The Orca has earned itself the name 'Killer Whale' due to its predatory nature. The killer whale is instantly recognisable, thanks to their dramatic black and white colouration. They have been known to attack and eat all sorts of marine wildlife including fish, sharks, rays, squid, octopuses, sea turtles and even sea birds. However, there are only a handful of documented cases of wild Orcas attacking humans in the wild. The only fatal attacks against humans have been by Orcas held in captivity. Orcas are found throughout the world's oceans and seas including our UK waters. With scientists showing that there are Two Killer Whale Types Found In UK Waters. For a long time scientists have known that different forms of Orca inhabit certain regions of the Pacific and Antarctic, but only a few years ago was this documented in the North Atlantic. In the UK, Orcas are seen most regularly around the Shetland and Orkney Islands. With pods of around 8-10 regularly being sighted in July/August 2018 around Scapa Flow, Orkney Islands.
There is something so exciting about spotting and watching a pod of dolphins in the wild around our coastal waters. There are more than twenty species of cetaceans found around the UK with the Bottlenose dolphin being one of the most spotted. They can be seen close to the shore on both the west and east coasts as well as the northern coast of Scotland although sightings off the north are less common. The North Sea's only known resident population of Bottlenose Dolphins can be found in the Moray Firth in Scotland. Just under 200 dolphins, span their way as far South as the Firth of Forth at North Berwick. The North East Coast of England has year-round sightings of Harbour Porpoises, whereas the Isle Of Man and the West Coast has regular sightings of Bottlenose and Risso Dolphins and Harbour Porpoises with Minke Whales through autumn months. Check out the Sea Watch Foundation for recent sightings.
Humpback Whales are one of the most sought after encounters for almost all marine mammal lovers. Growing up to 20 metres long, weighing an incredible 40 tons, the Humpback Whale is a truly HUGE beast! Having been hunted to near extinction by humans, Humpback numbers have risen significantly. The Humpback survives predominately on krill and small pelagic crustaceans. They do also consume a lot of fish, especially smaller, shoaling fish species. Humpback Whales can be found worldwide. Due to their long migratory routes, they are found in all of our major oceans and seas.

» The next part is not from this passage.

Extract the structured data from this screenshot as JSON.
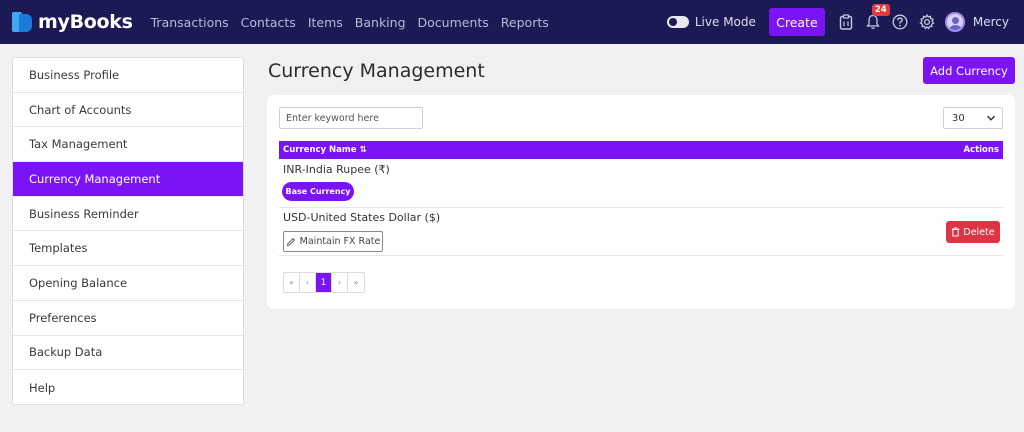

Long migrations mean these whales are not found in the enclosed waters such as the Mediterranean Sea. Although Humpback encounters are not common around our UK coasts, the migratory patterns allow for sightings off the west coast of Ireland as well as the west and north coasts of Scotland.